"But this whole class of guys, there's a lot of willpower to win. We're willing to work hard and do anything that's possible to win."
Ohio State's defense struggled the first half of the 2004 season. The unit was breaking in a lot of young players, but by the end of the season it was playing the brand of defense that Buckeye fans are used to seeing.
This year, Pitcock says OSU wants to be an aggressive defense all season.
"We're going to go back to our old mentality," he said. "We're going to go back to more of an attacking defense, which I think we did towards the last couple games (of the 2004 season). With that, we've had better success."
It is a goal of OSU's defense to once again be respected as one of the best units in the country, as it was in 2002 and 2003.
"Yes it is," Pitcock said. "Definitely last year we probably didn't get that respect. We trying to get to that attack force and get that swagger of being that defense again. We want to see our defensive line in their backfield. We want to see all 11 guys running to the ball. If we can do that, most likely we'll get the job done."
The 6-3, 305-pound Pitcock had an outstanding season as a first-year starter in 2004. His stats weren't great (49 tackles, 7.5 tackles-for-loss, two sacks) but he drew double teams each game. His role is very similar to what Tim Anderson's used to be. Anchor the middle, eat up offensive linemen, and let other players collect the majority of tackles and sacks.
Now entering his fourth year in the program, Pitcock is the leader of the defensive line.

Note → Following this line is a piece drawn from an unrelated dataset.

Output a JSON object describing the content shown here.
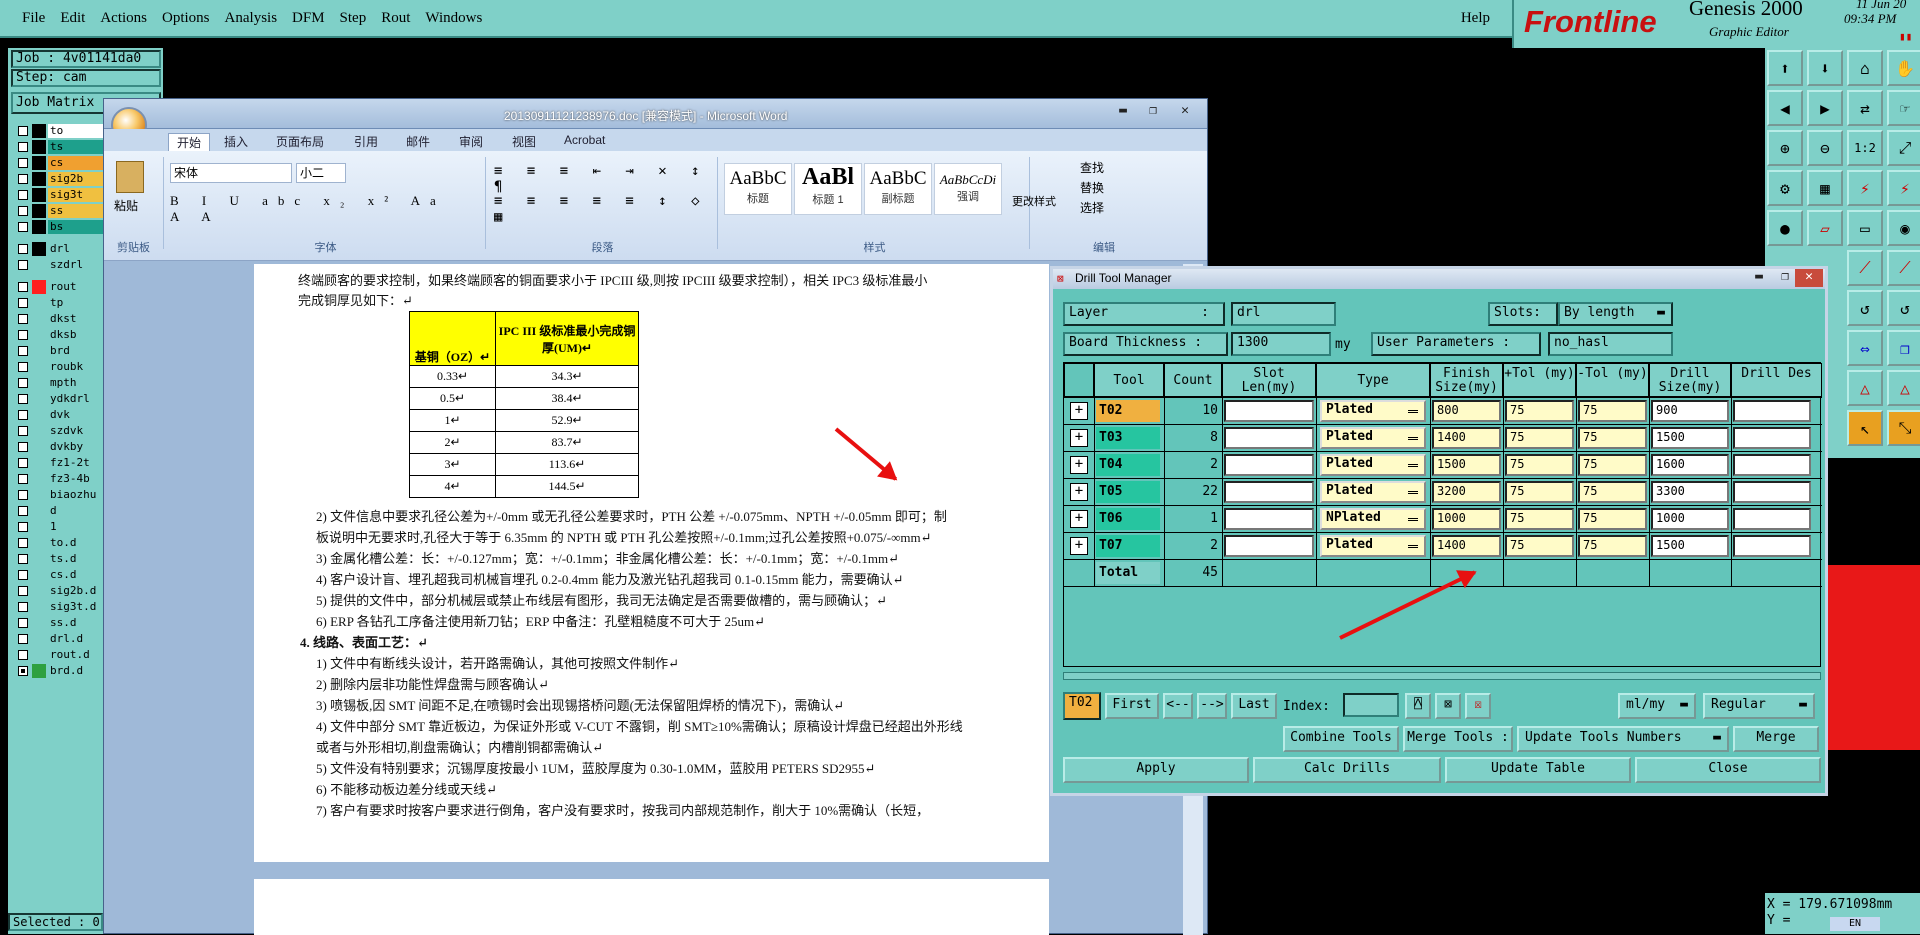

But he doesn't feel like an old veteran.
"No, I don't feel like one," he said. "Time has flown by. I guess it doesn't feel like I'm that old because I'm always learning every day. You never really understand everything, so you always feel young because you don't know everything."
Pitcock says there are up to 10 players fighting for the four starting spots on the defensive front.

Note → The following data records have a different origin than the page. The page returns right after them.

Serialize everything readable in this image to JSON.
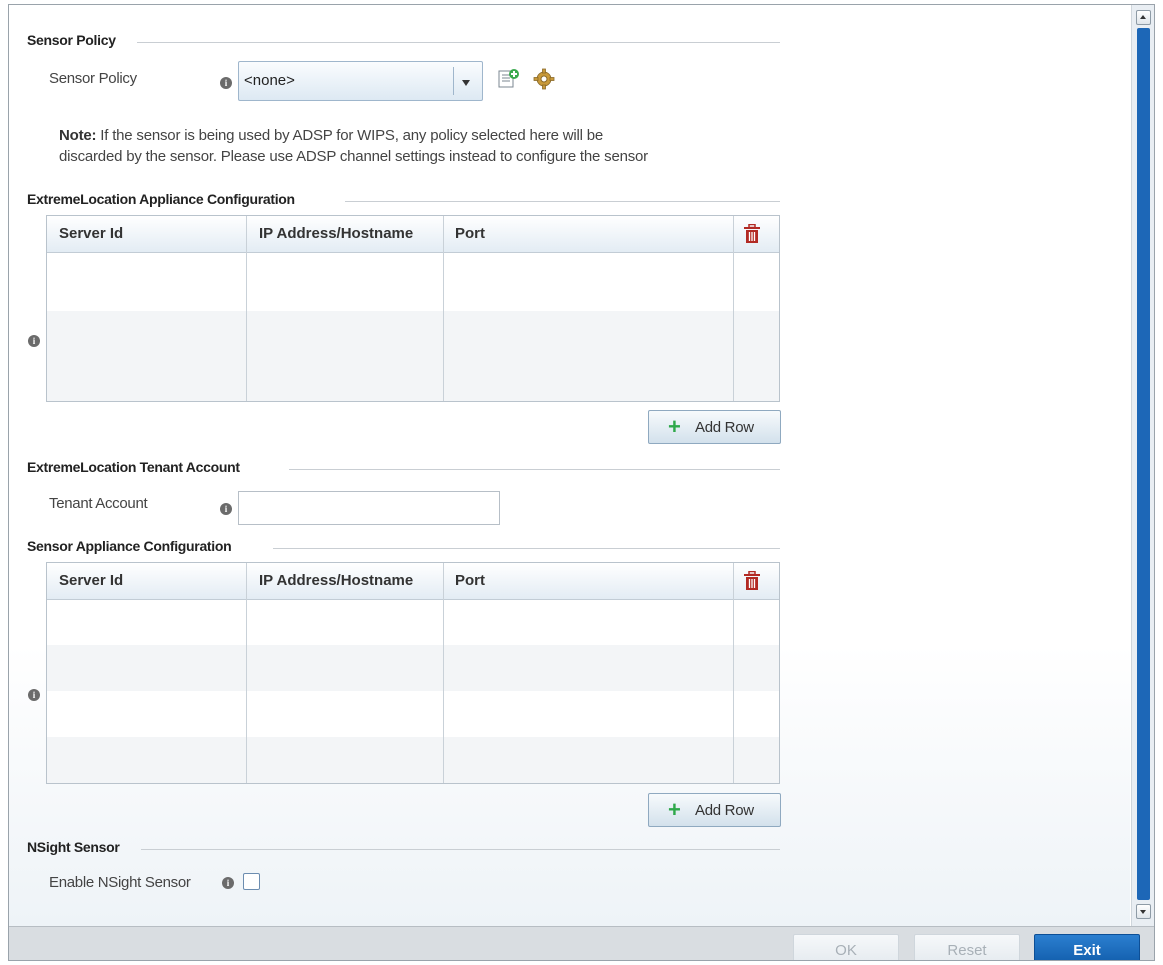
{
  "sections": {
    "sensor_policy": "Sensor Policy",
    "extreme_location_config": "ExtremeLocation Appliance Configuration",
    "tenant_account": "ExtremeLocation Tenant Account",
    "sensor_appliance_config": "Sensor Appliance Configuration",
    "nsight": "NSight Sensor"
  },
  "sensor_policy": {
    "label": "Sensor Policy",
    "selected": "<none>"
  },
  "note": {
    "bold": "Note:",
    "line1": " If the sensor is being used by ADSP for WIPS, any policy selected here will be",
    "line2": "discarded by the sensor. Please use ADSP channel settings instead to configure the sensor"
  },
  "table_columns": {
    "server_id": "Server Id",
    "ip": "IP Address/Hostname",
    "port": "Port"
  },
  "add_row_label": "Add Row",
  "tenant": {
    "label": "Tenant Account",
    "value": ""
  },
  "nsight": {
    "label": "Enable NSight Sensor",
    "checked": false
  },
  "footer": {
    "ok": "OK",
    "reset": "Reset",
    "exit": "Exit"
  },
  "colors": {
    "accent": "#0f5aa8",
    "add_plus": "#2ea84a",
    "trash": "#b22a24",
    "scroll_thumb": "#1d67b7"
  }
}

"Well, right now I think there's great competition," he said. "There's a lot of guys competing really hard for a position. (Defensive line coach Jim Heacock) says, especially now that it's spring, that no one has a spot. So, everybody is just working hard."
The big concern with the defensive line is finding a consistent pass rusher. But Pitcock says there are two players that can fill that void.

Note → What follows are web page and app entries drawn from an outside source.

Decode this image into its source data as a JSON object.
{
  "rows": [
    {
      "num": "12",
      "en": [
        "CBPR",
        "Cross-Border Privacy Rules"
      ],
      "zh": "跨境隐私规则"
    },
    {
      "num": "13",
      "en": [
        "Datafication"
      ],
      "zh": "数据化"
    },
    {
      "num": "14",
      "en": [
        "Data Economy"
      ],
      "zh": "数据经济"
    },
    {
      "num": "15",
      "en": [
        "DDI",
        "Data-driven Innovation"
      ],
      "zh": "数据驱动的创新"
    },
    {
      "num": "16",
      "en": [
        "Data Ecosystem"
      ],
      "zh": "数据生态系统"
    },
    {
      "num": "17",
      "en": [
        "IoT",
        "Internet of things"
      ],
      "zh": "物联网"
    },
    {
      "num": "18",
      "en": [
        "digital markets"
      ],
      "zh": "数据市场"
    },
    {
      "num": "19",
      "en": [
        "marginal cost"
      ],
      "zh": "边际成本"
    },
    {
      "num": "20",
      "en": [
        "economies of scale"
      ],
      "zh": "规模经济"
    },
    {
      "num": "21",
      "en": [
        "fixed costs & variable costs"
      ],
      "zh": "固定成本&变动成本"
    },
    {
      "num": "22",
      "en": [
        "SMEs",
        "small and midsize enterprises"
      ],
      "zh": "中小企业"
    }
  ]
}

"We've got Jay (Richardson), who is a great pass rusher," he said. "We've got (Mike) Kudla who's an all-around great athlete, he can play linebacker too."
If the 6-6, 280-pound Richardson steps up and plays well this year, it could be a huge boost for OSU's defense.
"Definitely," Pitcock said. "Out in practice in pass rush, he can beat everybody, all the time. Even in games, we've seen it here and there. We've seen it. I think with everybody, it's just a matter of consistently. Doing that every play, every down, all the time."
Pitcock also says the backup defensive tackles are beginning to play well.
"Sian (Cotton) is definitely coming on," he said. "I think he's starting to understand the defense a lot more, which is letting him get off the more quicker. Not as being as hesitant. "Then, I think Nader (Abdallah) has really good hands and he's a big guy that moves well. So, I think both of those guys are coming along well."
David Patterson could line up at tackle or end.
"He can play any position really," Pitcock said. "We've got a lot of guys that are playing both inside and outside right now."
Having a year of experience under his belt will make Pitcock an even better player this season.
"I think the biggest thing that a lot of us learned last year was being in game situations and just learning about what the offenses are going to do," Pitcock said. "It makes the job easier on you. So, I think just taking it to the next level is what we're trying to do this year."
"It's definitely a big addition," Pitcock said. "They're both great players and they work hard on and off the field. They know how to play and they'll play every down to the fullest."